Boundaries . . . they are so self-explanatory on paper. 
But when it comes to people, real live human beings—like you and me—where are the lines?
We all know them, the hard-ass boundary drawers; ne’er shall anyone cross the line, not with a touch, a hug, a show of emotion.
Ne’er risk “walking with someone”—alongside, among, near, beside—ne’er become liable by “being there for you”
—“being” : in the flesh
—“there” : wherever/whatever you are at
—“for” : not against or judging, but open-minded and humane
—“you” : not the anonymous larger labelled population, but you!

Most of us have been caught in the crosshairs while crossing boundaries, the intersection of humanity and institutionalization, regulation, standardization, systematization, regimentation.
The human element makes life messy, deregulates it by necessity; there is not just one standard for all; the system fails us when we come face to face with the individual.
Relationships are unique and based on our respective boundaries, the precarious balance of your and my personality, triggers, feelings, identity, authenticity—trustworthiness, dependability, realness, reliability, credibility, the thesaurus goes on and on . . .

But you get it, right?
You cannot be authentic and never cross the boundaries. 
I have had to make that call—am still making those calls. It is a balancing act; decisions are based on the offset of the values of one or the other—yours or mine. 
Whose position/reputation or existence/vulnerability is in the balance? 
What will it cost you? 
What will it cost me?
Tomorrow . . . I want to be able to look you in the eyes and encounter respect.
The same respect you will recognize in mine. 
Respect requires me to make decisions, sometimes well thought-out, at others times instantly.
I don’t always get it right.
You be the judge.

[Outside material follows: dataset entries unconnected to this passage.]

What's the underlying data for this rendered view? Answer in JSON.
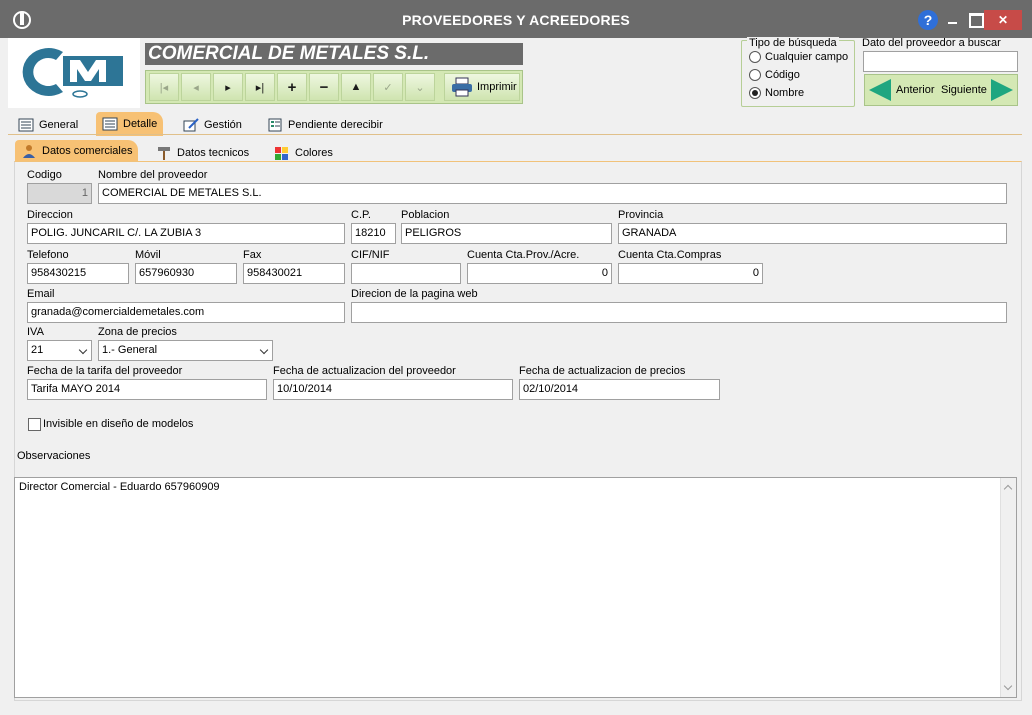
{
  "window": {
    "title": "PROVEEDORES Y ACREEDORES",
    "close": "✕",
    "help": "?"
  },
  "company_name": "COMERCIAL DE METALES S.L.",
  "toolbar": {
    "print_label": "Imprimir"
  },
  "search": {
    "group_label": "Tipo de búsqueda",
    "options": [
      "Cualquier campo",
      "Código",
      "Nombre"
    ],
    "selected": "Nombre",
    "field_label": "Dato del proveedor a buscar",
    "field_value": "",
    "prev_label": "Anterior",
    "next_label": "Siguiente"
  },
  "main_tabs": [
    "General",
    "Detalle",
    "Gestión",
    "Pendiente derecibir"
  ],
  "sub_tabs": [
    "Datos comerciales",
    "Datos tecnicos",
    "Colores"
  ],
  "form": {
    "codigo_label": "Codigo",
    "codigo": "1",
    "nombre_label": "Nombre del proveedor",
    "nombre": "COMERCIAL DE METALES S.L.",
    "direccion_label": "Direccion",
    "direccion": "POLIG. JUNCARIL C/. LA ZUBIA 3",
    "cp_label": "C.P.",
    "cp": "18210",
    "poblacion_label": "Poblacion",
    "poblacion": "PELIGROS",
    "provincia_label": "Provincia",
    "provincia": "GRANADA",
    "telefono_label": "Telefono",
    "telefono": "958430215",
    "movil_label": "Móvil",
    "movil": "657960930",
    "fax_label": "Fax",
    "fax": "958430021",
    "cif_label": "CIF/NIF",
    "cif": "",
    "cuenta_prov_label": "Cuenta Cta.Prov./Acre.",
    "cuenta_prov": "0",
    "cuenta_compras_label": "Cuenta Cta.Compras",
    "cuenta_compras": "0",
    "email_label": "Email",
    "email": "granada@comercialdemetales.com",
    "web_label": "Direcion de la pagina web",
    "web": "",
    "iva_label": "IVA",
    "iva": "21",
    "zona_label": "Zona de precios",
    "zona": "1.- General",
    "tarifa_label": "Fecha de la tarifa del proveedor",
    "tarifa": "Tarifa MAYO 2014",
    "act_prov_label": "Fecha de actualizacion del proveedor",
    "act_prov": "10/10/2014",
    "act_precios_label": "Fecha de actualizacion de precios",
    "act_precios": "02/10/2014",
    "invisible_label": "Invisible en diseño de modelos",
    "observaciones_label": "Observaciones",
    "observaciones": "Director Comercial - Eduardo 657960909"
  },
  "colors": {
    "titlebar": "#6b6b6b",
    "close": "#c74b48",
    "accent_tab": "#f7c174",
    "toolbar": "#d4e8b4",
    "arrow": "#1fa680"
  }
}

My drugboots . . .
That is what I called them for as long as I owned them: a black pair of embossed leather designer boots with long points. Italian leather inside and out, the kind that looked like they should be uncomfortable but you could keep on your feet 24-7.
I got them on the street, Red Light District, Amsterdam.

I wanted a pair of new boots for a while but just had not found what I was looking for, did not know what I was looking for, until I walked out of the drop-in onto the street and ran into one of the girls. 
The girls were the ladies who worked the streets—many addicted to substances—who gladly accepted our hot coffee with lots of sugar and cookies, especially on damp, raw days—which seems like always during Amsterdam winters.
I was barely out of the door when Trish greeted me, “Hey Aleke, do you need boots?” This was the wrong question, at the wrong time. Not only did I need boots but I am addicted to boots. She hit my weak spot.
On the street there is no room for hesitation. My guess was that she must have gotten stuck with them—a deal gone bad— or “picked them up” somewhere, but asking for more details was against the code of ethics. Now she was trying to trade them in for cash. 

I attempted to get out of the situation by asking, “What size are they?” I mean, what were the chances they would be size 81/2 – 9?
“Nine,” was her instant reply. 
“Shit!” was my immediate thought.
“Oh, I don’t know Trish you didn’t get them through some illegal deal, did you?”
“No, I swear to God, I got them honestly.”
That was that. 
I could not question her further and insinuate she was lying without losing relationship, and I would be lying if I said I wasn’t looking because I had been, again, just the day before—black leather boots—and there they were.
The only thing left to ask was, “How much?” 
And $10 later I owned a pair of boots I totally wore out that winter.

Boundaries are parameters set while sipping coffee in the office.
But on the street—where you have to think on your feet—everything changes.